Often, taking the advice ‘straight from the horse’s mouth’ is the best option. By asking agents what motivates them, leaders already empower them to make decisions that impact their work. However, leaders should remain visible and involved to support their employees when needed.
Interaction analytics can help free up team leaders’ time to provide more coaching and training by removing the need to manually listen to random agent calls.
4. Base performance evaluations and coaching on ALL of your agent–customer interactions
Most organisations only analyse a small proportion of interactions – typically less than 1%. Without analysing every single interaction, it is impossible to provide agents with meaningful and fair feedback on their performance.

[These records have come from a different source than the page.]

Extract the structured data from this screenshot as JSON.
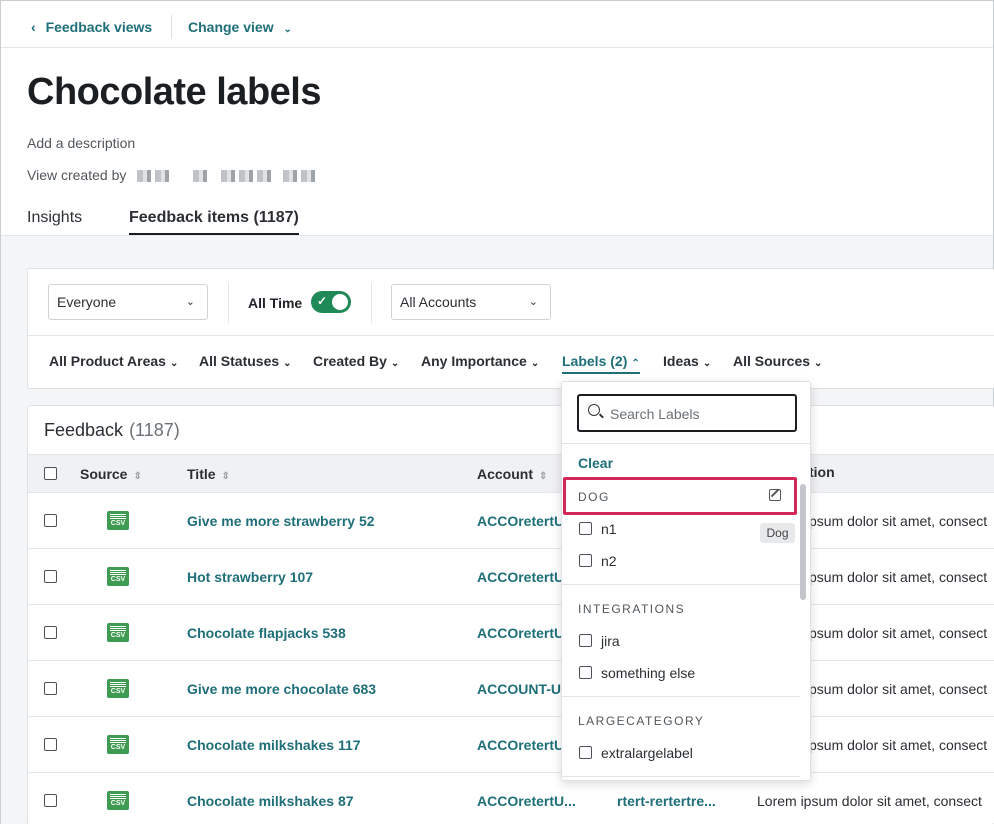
{
  "nav": {
    "back_label": "Feedback views",
    "change_view_label": "Change view"
  },
  "page": {
    "title": "Chocolate labels",
    "description_placeholder": "Add a description",
    "created_by_label": "View created by"
  },
  "tabs": [
    {
      "label": "Insights"
    },
    {
      "label": "Feedback items  (1187)"
    }
  ],
  "filters": {
    "people": "Everyone",
    "time_label": "All Time",
    "time_enabled": true,
    "accounts": "All Accounts",
    "chips": [
      "All Product Areas",
      "All Statuses",
      "Created By",
      "Any Importance",
      "Labels (2)",
      "Ideas",
      "All Sources"
    ]
  },
  "feedback": {
    "heading": "Feedback",
    "count": "(1187)",
    "columns": [
      "Source",
      "Title",
      "Account",
      "tion"
    ],
    "rows": [
      {
        "title": "Give me more strawberry 52",
        "account": "ACCOretertU",
        "desc": "psum dolor sit amet, consect"
      },
      {
        "title": "Hot strawberry 107",
        "account": "ACCOretertU",
        "desc": "psum dolor sit amet, consect"
      },
      {
        "title": "Chocolate flapjacks 538",
        "account": "ACCOretertU",
        "desc": "psum dolor sit amet, consect"
      },
      {
        "title": "Give me more chocolate 683",
        "account": "ACCOUNT-U",
        "desc": "psum dolor sit amet, consect"
      },
      {
        "title": "Chocolate milkshakes 117",
        "account": "ACCOretertU",
        "desc": "psum dolor sit amet, consect"
      },
      {
        "title": "Chocolate milkshakes 87",
        "account": "ACCOretertU...",
        "desc": "Lorem ipsum dolor sit amet, consect",
        "extra": "rtert-rertertre..."
      }
    ],
    "source_badge": "CSV"
  },
  "labels_dropdown": {
    "search_placeholder": "Search Labels",
    "clear_label": "Clear",
    "groups": [
      {
        "name": "DOG",
        "items": [
          "n1",
          "n2"
        ]
      },
      {
        "name": "INTEGRATIONS",
        "items": [
          "jira",
          "something else"
        ]
      },
      {
        "name": "LARGECATEGORY",
        "items": [
          "extralargelabel"
        ]
      }
    ],
    "tooltip": "Dog"
  },
  "colors": {
    "accent": "#1e6f7a",
    "toggle_on": "#1f8a57",
    "highlight": "#d4285a",
    "csv_badge": "#3f9a52"
  }
}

It is also impossible to identify correctly and quickly their individual coaching and training needs. Not only will this lead to a waste of time and effort by a supervisor or coach, but it will also mean that the organisation will fail to achieve essential performance improvements. Managers and supervisors will also struggle to create a complete picture of the customer journey, reducing the opportunity to identify trends, problems and opportunities within their call centre.
5. Make sure your agents feel you treat them fairly
Managers of contact centres understand the importance of treating customers fairly but may not realise that traditional approaches to performance management can leave agents feeling unfairly treated.
Making decisions about agent performance based on listening to random calls, or reviewing random interactions, can create a negative response in the agent. They will think this random sample is not representative of their whole performance and therefore that any coaching is not only unnecessary but also unfair. Agents feeling unfairly treated can really hurt your business.
Research into the way the brain works proves that feeling unfairly treated can feel like physical pain. Not only will it not get the best from your agents, but it also runs the risk of creating a reputation for your call centre of acting unfairly. This will damage your ability to attract the best talent.
We’d love to know what you are doing to create engaged and energised agents that take responsibility for their own performance improvement.
This article was based on the insights discussed by Carolyn Blunt of Ember Real Results and Frank Sherlock of CallMiner in the webinar: “5 Ways to Create Engaged and Empowered Agents“.